The menu, which is afflicted with a minor case of Chingrish, is simultaneously simple and complex. There are only twelve “main” dishes. Depicted at the top, they are broadly divided into two categories: Hot Pots and Rice Entries. Below this, you’ll find options for “add-on selections” and appetizers, as well as “other special meals.” The drink and dessert options are on the reverse.
We went on a Friday evening, which is normally a busy period for many other restaurants. Both Hakkaku Ramen and Take Sushi next door were buzzing with activity. Jo Ju Tofu Hot Pot, even as the new kid on the block (bad pun intended), was decidedly quiet by comparison. There were only one or two other tables. Not a good sign.
Our dinner started off with a free appetizer, somewhat reminiscent of the banchan you get at Korean restaurants. The tiny dish of seaweed was decent but forgettable.
We decided to share the chicken nugget appetizer thinking that it would have the same kind of “Taiwanese” spice as what is served at places like Ali Shan.

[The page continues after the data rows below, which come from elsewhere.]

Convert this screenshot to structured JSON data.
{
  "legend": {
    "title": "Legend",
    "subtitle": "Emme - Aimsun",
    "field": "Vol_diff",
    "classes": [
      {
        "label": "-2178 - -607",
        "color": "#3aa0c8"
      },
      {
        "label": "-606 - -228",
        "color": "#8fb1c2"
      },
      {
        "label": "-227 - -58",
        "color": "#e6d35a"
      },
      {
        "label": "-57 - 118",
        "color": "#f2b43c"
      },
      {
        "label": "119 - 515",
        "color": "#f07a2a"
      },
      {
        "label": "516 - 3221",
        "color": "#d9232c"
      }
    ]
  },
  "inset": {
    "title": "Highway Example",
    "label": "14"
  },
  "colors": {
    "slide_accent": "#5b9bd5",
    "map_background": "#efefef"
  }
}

This dish is not only a lot smaller, but it didn’t have the seasoning we had in mind either. That’s partly our fault, of course. The chicken had a good crunch with a distinct lemon flavor.
My dining companions opted for a couple of the restaurant’s namesake offerings. You can choose the level of spiciness for most of these and the exact ingredients included are said to vary by season. You’re promised “over 10 items.” You just don’t get much of each item. There was some zucchini, carrot, naruto, fish balls, and cabbage, among other ingredients.
While I didn’t try the hot pots myself, I was told afterward that they lacked complexity and depth of flavor. There’s not much “stuff” in there either. Both hot pots were accompanied by a bowl of rice.
I went with one of the rice dishes, which was served with a bowl of miso soup. The vegetables, tofu and light sauce were equally simple in their approach as in the hot pots. The four or so chunks of pork belly were meatier than I had expected, albeit still rather mediocre and lacking in sauce.
Considering that there are no other Taiwanese restaurants in the immediate area, Jo Ju might be able to attract some patrons who have the hankering for some bubble tea or a tofu hot pot. If you’re willing to venture elsewhere in the city, though, you’ll find far better Taiwanese food. Or, if you don’t have to have Taiwanese, there are some good sushi, pho, ramen and other dining options up and down Hastings Street.